The collection contains mostly personal and business correspondence of Jay Winston Johns, Jr., including papers of the Atlas Fuel Corporation of New York, New York and Pittsburgh, Pennsylvania; Lee-Jackson Memorial, Inc.; the Virginia Trust for Historic Preservation; and "Ash Lawn," now owned by the College of William and Mary.
The correspondence of Johns includes correspondence with Virginia Democratic Party figures such as Albertis S. Harrison, William M. Tuck, Mills Godwin, Harry F. Byrd, Sr. and Carter Glass. Other prominent correspondents are Morton G. Thalhimer, Harry de Butts, James J. Kilpatrick, and George C. Marsall. There are records of social occasions given by Mr. and Mrs. Johns, correspondence relating to her illness and death, and papers relating to his death.
The collection includes a manuscript collection by Johns including original items by Phillip Brooks (1835-1983), George Washington Parke Custis(1781-1857), Albert Gallatin (1761-1849) and D. H. Hill (1821- 1889); as well as typescripts and photocopies of letters written by Thomas Jonathan Jackson, Francis Lightfoot Lee, Mary Custis Lee, Richard Henry Lee, and Robert E. Lee; and materials concerning James Monroe and Ezekial Moses.

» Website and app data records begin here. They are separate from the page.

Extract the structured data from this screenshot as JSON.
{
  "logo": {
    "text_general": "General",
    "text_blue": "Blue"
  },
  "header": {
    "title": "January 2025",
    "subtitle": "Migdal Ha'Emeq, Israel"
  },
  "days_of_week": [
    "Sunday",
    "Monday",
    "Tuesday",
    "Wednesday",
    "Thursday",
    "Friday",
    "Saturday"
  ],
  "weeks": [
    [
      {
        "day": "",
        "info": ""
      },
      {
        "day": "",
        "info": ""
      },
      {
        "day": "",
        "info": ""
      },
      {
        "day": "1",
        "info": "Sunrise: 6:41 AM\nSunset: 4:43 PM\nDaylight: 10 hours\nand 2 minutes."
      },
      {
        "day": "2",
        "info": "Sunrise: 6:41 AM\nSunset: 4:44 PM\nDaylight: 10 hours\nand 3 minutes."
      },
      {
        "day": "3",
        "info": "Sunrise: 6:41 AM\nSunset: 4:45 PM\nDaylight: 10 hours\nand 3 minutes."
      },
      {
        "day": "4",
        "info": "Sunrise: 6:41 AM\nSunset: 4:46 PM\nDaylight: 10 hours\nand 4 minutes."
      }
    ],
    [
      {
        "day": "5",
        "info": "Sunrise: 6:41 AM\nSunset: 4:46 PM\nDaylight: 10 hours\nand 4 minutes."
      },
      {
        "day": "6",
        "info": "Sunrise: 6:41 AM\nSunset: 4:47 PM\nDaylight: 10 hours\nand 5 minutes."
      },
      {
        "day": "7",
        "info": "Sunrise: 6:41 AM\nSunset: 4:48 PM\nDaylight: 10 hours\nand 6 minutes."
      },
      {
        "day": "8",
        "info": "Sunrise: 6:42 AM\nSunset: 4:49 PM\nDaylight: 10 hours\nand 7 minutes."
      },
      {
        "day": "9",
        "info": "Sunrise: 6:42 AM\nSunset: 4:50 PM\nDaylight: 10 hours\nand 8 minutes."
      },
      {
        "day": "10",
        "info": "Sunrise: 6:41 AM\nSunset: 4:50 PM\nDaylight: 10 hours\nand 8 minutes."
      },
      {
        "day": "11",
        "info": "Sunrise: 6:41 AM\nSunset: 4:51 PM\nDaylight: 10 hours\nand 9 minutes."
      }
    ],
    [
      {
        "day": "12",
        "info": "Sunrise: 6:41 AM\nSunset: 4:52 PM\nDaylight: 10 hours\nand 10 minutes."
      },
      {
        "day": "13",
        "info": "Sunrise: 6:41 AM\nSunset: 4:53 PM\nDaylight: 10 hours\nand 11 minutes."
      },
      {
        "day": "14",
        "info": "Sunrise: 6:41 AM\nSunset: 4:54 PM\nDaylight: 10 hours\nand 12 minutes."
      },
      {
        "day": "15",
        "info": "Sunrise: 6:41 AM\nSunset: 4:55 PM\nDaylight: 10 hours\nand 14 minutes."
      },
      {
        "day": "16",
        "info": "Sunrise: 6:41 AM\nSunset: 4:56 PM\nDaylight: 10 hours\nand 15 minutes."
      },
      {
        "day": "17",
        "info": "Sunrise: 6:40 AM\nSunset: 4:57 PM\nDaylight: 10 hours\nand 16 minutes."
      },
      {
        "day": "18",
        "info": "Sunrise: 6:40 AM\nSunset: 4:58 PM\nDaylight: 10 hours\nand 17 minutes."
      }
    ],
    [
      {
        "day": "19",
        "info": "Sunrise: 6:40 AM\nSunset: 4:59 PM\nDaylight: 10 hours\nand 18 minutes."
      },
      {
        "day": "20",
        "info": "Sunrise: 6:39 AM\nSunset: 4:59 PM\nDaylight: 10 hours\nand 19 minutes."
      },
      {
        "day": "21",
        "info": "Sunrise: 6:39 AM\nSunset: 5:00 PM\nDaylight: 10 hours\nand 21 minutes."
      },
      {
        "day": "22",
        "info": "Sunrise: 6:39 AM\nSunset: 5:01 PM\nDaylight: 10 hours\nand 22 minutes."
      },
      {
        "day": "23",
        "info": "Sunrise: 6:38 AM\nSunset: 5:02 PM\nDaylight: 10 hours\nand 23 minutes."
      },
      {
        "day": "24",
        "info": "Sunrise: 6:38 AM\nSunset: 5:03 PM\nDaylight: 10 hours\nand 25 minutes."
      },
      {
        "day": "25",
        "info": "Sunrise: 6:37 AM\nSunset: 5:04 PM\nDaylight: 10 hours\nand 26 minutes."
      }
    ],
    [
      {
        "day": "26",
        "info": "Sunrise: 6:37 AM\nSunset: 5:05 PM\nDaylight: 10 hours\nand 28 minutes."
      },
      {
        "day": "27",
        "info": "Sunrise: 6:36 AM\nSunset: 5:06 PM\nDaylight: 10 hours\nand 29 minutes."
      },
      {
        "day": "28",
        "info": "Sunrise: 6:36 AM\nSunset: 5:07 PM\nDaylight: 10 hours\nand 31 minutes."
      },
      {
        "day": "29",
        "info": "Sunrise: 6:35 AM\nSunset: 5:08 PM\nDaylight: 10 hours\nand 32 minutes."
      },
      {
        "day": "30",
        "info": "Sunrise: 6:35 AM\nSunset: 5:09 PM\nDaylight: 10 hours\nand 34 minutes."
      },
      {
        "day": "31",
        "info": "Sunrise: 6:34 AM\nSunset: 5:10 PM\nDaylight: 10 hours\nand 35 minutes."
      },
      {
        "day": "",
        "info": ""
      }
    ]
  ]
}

It also includes 19th century original photographs and albums of largely unidentified people.
Collection is open to all researchers. Manuscript collections and archival records may contain materials with sensitive or confidential information that is protected under federal or state right to privacy laws and regulations, such as the Virginia Public Records Act (Code of Virginia. § 42.1-76-91); and the Virginia Freedom of Information Act (Code of Virginia § 2.2-3705.5). Confidential material may include, but is not limited to, educational, medical, and personnel records. If sensitive material is found in this collection, please contact a staff member immediately. The disclosure of personally identifiable information pertaining to a living individual may have legal consequences for which the College of William and Mary assumes no responsibility.
Before reproducing or quoting from any materials, in whole or in part, permission must be obtained from the Special Collections Research Center, and the holder of the copyright, if not Swem Library.
Jay Winston Johns, Jr. was a coal industrialist from Pittsburgh, Pennsylvania, who moved to Virginia and became a leader in preserving homes of renowned Virginians. He married Helen Lambert (1881-1964). Johns became blind in the late 1950's.
He and his wife owned "Ash Lawn," Albemarle County, Virginia which had been the home of James Monroe and designed by Thomas Jefferson. Johns was founder of the Lee-Jackson Memorial, Inc., a foundation dedicated to preserving the memory of Robert E. Lee, Thomas Jonathan "Stonewall" Jackson and the South's part in the Civil War; and a founder of the Virginia Trust for Historic Preservation, an organization whose main purpose was that of purchasing, restoring, and maintaining for the public, homes of renowned men specifically, the Lee-Fendall House in Alexandria, Virginia. He collected material on James Monroe, including original manuscripts, which were donated to the College of William and Mary.
Johns, himself was a strong Democrat and corresponded with and publicly supported all of the prominent Virginia political figures of his time. He was a spirited supporter of the Virginia Military Institute as a member of the Board of Visitors, and as an honorary member of the Alumni Association; a charter member, and later trustee of the Virginia Museum of Fine Arts; and a member of the Virginia Chapter of the Society of the Cincinnati. He also received an honorary degree from the College of William and Mary in 1967. Further information about this individual or organization may be available in the Special Collections Research Center Wiki:
10.00 Linear Feet
Gift: 4,507 items, 12/01/1974. Gift: Acc. no. 80-14; 7/01/1980. Gift: Acc. no. 83-42; 15 items, 9/01/1983. Gift: Acc. no. 85-46; 1 item, 10/01/1985. Gift: 2 items, 2/01/1988.
Additional information may be found at http://ead.lib.virginia.edu/vivaead/published/wm/viw00053.frame